Recently a director and landscape designer from 5bai Midori took me on a tour of three projects in Meguro, two residences across from each other and an apartment building. The two houses in Kami Meguro are across from eachother, with one residence garden inspiring its neighbor. Above you can see how the plants have thrived after seven years, with vines reaching the third floor roof garden, and an interesting mix of small plants, shrubs and trees framing the entrance. With the plants reaching maturity, you hardly see the boxes that are the foundation of the garden system. Because the plants are all local natives, maintenance is just twice per year.
The “Moegi” apartment building in Kakinokizaka below was designed by an architect who wanted to maximize greenery with 5bai Midori. Plants are placed along the sidewalk, in the main entrance, private courtyard, and side bicycle storage area. Above the street level, there is a ledge running the entire width of the building that is completely covered in 5bai Midori boxes.
The first of the Kami Meguro houses has a wild exterior that contrasts with the typical cinder block wall of the neighboring property.
Its side entrance consists of gently sloping pebble steps also based on 5bai Midori’s box system. The feeling is organic, private and charming.
You can see my previous posts about 5bai Midori and its founder Tase Michio. Below the jump are some additional photos of these three projects.
Inside the gate is a very narrow wood deck, with built in bench and tall bamboo for privacy. I like how a 5bai Midori box sits inside and flush with the deck, supporting a tree.
The maximalist aesthetic extends to a small sloping roof on top of another entrance. The more recently added boxes support greenery that connects with trellised vines.
The concrete Kami Meguro house, whose entrance photo is at the top of this post, after seven years of growth includes trees that extend beyond the second floor windows. Interestingly, the depth of the garden is less than one meter, a narrow space that is still able to support an enormous amount of plant material.

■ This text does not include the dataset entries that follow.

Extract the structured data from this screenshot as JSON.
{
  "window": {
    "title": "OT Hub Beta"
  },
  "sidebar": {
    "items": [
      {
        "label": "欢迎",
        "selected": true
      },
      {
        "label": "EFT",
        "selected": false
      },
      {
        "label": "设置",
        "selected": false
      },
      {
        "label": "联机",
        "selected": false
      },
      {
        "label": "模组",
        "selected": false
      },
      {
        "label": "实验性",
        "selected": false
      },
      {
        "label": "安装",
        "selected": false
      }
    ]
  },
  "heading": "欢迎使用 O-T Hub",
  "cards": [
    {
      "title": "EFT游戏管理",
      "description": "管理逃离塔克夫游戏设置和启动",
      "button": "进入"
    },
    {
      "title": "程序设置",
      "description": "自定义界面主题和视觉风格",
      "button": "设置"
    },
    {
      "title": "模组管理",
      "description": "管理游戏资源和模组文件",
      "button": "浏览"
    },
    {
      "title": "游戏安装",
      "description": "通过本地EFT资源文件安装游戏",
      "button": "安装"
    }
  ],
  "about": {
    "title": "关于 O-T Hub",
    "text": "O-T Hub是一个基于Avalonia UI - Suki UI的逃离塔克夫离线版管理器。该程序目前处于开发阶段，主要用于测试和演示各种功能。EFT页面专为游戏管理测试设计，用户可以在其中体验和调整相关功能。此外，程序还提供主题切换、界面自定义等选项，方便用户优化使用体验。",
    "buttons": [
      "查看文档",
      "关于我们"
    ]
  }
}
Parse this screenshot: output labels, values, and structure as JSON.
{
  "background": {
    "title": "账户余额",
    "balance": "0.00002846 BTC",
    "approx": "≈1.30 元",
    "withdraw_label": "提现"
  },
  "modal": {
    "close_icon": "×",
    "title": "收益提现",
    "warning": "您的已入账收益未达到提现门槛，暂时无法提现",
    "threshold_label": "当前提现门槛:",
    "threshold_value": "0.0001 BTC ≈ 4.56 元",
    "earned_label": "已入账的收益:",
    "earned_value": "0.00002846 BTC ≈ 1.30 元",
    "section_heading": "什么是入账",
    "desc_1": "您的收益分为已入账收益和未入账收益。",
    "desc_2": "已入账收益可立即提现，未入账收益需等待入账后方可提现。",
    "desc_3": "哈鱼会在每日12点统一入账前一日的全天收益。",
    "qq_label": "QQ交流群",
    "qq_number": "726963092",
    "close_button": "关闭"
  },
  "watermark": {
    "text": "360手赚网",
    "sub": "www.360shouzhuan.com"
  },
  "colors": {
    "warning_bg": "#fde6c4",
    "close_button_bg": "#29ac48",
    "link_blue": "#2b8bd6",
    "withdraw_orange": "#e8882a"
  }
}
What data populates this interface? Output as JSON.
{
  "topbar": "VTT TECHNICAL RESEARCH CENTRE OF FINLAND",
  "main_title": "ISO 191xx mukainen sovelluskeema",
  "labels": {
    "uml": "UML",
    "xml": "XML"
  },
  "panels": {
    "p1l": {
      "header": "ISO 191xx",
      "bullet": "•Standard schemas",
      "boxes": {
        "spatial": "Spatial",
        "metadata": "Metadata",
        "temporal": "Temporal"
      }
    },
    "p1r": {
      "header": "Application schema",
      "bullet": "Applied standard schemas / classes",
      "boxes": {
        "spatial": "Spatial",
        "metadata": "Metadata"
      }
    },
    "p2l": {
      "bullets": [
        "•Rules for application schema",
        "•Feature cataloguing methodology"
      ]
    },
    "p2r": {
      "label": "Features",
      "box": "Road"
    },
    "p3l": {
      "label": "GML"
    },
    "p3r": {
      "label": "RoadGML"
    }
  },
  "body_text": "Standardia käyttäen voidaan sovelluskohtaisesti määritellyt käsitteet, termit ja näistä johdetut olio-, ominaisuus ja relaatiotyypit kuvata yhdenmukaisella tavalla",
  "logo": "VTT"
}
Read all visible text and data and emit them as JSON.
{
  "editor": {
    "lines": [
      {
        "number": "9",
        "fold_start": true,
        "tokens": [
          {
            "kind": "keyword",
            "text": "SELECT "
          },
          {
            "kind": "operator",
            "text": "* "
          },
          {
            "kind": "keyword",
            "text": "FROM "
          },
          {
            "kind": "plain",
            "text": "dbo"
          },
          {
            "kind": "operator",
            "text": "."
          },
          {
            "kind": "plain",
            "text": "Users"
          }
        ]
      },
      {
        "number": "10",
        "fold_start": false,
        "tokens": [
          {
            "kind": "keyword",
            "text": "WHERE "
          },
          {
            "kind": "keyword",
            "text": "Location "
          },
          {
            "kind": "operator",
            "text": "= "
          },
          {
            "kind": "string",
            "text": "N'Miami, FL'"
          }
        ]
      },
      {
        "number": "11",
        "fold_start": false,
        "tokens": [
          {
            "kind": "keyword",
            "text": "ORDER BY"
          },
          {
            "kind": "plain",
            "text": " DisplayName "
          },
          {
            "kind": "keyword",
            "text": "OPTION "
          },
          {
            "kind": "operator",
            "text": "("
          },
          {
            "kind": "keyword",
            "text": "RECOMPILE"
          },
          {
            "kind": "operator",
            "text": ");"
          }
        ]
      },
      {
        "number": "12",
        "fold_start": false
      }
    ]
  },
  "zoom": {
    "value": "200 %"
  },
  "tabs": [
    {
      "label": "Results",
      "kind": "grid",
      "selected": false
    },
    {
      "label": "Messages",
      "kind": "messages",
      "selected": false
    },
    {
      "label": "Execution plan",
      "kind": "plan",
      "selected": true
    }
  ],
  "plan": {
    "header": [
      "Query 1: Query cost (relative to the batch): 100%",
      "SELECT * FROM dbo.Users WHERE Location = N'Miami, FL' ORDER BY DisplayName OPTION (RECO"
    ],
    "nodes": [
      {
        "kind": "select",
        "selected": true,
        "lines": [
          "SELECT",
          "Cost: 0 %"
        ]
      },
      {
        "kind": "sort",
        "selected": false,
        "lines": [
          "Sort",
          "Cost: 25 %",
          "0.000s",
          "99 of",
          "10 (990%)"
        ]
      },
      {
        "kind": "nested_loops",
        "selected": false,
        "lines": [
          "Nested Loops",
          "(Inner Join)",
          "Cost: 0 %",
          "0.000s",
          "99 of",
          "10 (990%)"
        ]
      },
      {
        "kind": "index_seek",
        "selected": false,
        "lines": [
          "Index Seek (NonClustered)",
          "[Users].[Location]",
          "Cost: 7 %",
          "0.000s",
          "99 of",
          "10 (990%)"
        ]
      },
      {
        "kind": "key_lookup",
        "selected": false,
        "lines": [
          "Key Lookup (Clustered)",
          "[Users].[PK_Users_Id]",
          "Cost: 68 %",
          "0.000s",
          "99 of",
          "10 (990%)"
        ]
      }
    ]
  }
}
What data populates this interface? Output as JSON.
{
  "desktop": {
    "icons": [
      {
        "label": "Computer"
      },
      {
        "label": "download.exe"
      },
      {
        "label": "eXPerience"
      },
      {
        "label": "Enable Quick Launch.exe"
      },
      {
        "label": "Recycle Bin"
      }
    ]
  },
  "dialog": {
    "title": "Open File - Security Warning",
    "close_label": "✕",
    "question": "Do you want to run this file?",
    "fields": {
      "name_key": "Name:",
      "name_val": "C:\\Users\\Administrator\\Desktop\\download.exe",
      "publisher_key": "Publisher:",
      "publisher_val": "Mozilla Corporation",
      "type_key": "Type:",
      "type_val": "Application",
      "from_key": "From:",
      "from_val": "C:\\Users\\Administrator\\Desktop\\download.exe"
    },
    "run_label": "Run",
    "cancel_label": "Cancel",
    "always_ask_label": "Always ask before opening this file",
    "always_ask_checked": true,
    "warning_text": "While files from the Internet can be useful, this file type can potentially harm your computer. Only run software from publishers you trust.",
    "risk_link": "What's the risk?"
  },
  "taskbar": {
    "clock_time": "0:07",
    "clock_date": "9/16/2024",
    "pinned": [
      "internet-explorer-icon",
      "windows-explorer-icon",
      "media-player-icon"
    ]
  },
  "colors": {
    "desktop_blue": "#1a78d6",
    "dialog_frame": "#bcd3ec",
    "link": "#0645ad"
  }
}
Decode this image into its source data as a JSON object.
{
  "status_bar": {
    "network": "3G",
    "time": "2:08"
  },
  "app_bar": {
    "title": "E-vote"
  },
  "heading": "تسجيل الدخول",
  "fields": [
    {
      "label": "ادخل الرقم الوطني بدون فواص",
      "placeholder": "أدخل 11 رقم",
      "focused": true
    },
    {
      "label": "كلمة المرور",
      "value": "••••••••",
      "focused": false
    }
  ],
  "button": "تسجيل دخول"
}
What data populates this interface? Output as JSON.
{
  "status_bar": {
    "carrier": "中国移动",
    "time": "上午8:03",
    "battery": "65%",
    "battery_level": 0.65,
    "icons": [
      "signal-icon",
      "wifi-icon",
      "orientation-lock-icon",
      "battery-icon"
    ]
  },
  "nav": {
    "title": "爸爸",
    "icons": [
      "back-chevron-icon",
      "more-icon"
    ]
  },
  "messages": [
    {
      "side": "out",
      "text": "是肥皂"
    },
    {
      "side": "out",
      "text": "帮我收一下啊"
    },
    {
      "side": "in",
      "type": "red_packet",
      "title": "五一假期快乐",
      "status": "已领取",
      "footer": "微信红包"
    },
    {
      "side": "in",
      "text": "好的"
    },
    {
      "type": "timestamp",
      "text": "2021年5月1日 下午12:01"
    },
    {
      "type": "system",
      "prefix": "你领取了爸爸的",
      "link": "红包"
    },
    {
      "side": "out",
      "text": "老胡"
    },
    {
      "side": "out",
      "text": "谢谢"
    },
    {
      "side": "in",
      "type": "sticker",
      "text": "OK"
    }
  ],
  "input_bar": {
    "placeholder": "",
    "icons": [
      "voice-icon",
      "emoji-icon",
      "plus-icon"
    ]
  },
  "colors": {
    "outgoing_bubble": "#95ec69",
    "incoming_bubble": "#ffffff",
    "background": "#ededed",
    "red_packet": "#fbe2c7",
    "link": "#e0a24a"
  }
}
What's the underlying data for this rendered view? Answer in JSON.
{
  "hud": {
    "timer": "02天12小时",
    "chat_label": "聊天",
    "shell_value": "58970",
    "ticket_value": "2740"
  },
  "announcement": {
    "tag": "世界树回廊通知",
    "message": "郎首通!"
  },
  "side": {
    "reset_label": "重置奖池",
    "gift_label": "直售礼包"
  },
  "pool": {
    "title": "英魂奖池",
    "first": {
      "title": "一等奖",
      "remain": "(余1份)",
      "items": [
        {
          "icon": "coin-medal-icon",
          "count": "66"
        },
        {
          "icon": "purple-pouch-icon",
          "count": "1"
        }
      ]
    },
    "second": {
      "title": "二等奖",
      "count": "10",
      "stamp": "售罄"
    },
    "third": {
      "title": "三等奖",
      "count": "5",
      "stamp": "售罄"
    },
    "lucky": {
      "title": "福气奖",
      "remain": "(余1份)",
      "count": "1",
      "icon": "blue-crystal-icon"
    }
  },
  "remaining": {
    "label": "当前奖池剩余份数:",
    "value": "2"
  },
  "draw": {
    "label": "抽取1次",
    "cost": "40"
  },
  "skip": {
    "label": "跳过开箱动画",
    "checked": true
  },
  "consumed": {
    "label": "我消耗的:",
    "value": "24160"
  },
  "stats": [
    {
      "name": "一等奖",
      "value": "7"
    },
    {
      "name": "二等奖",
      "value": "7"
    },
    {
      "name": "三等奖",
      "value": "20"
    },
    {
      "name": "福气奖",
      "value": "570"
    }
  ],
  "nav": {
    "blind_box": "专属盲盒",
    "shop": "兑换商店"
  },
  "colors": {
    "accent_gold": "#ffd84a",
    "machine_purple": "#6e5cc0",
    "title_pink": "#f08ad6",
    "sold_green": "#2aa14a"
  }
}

Finally, above the garage door, a wisteria vine now covers the entire side of the house and connects to the roof garden. Below is my photo from July 2009. The photos below mine are from 5bai Midori showing the original 2002 planting and its appearance in 2006 (click for larger version).
The photos below provide additional views of the Moegi apartment building in Kakinokizaka: the first a view from the sidewalk, suggesting the impact on the neighborhood; the second a view from the new civic cultural center across the street that shows the apartment building’s children’s library entrance and second story plant boxes; the third from 5bai Midori that shows how the vines in the side storage area have grown from 2006 to 2009 (click for larger version).
Update: Since my original post, 5bai Midori has provided me with additional information about the Kakinokizaka project. The landscape designer Tase Michio’s concept is that cities need more than trees: they also need shade, plants that clean the air and lower the urban temperature. What makes this project particularly compelling is the collaboration between landscape architect and building architect that took place at the earliest stage of project concept.
The interior courtyard has a three story willow tree that was removed from the site prior to construction and then returned. In addition to the roof top garden, Tase-sama put several wooden perches to encourage birds to bring seeds that will cover the roof, lower construction and maintenance costs, and allow the building to become part of the natural cycle.
The courtyard water feature uses rain water captured from the roof and stored in a basement tank. And, finally, the vines along the front of the building are intended to keep the building cool from the western sun.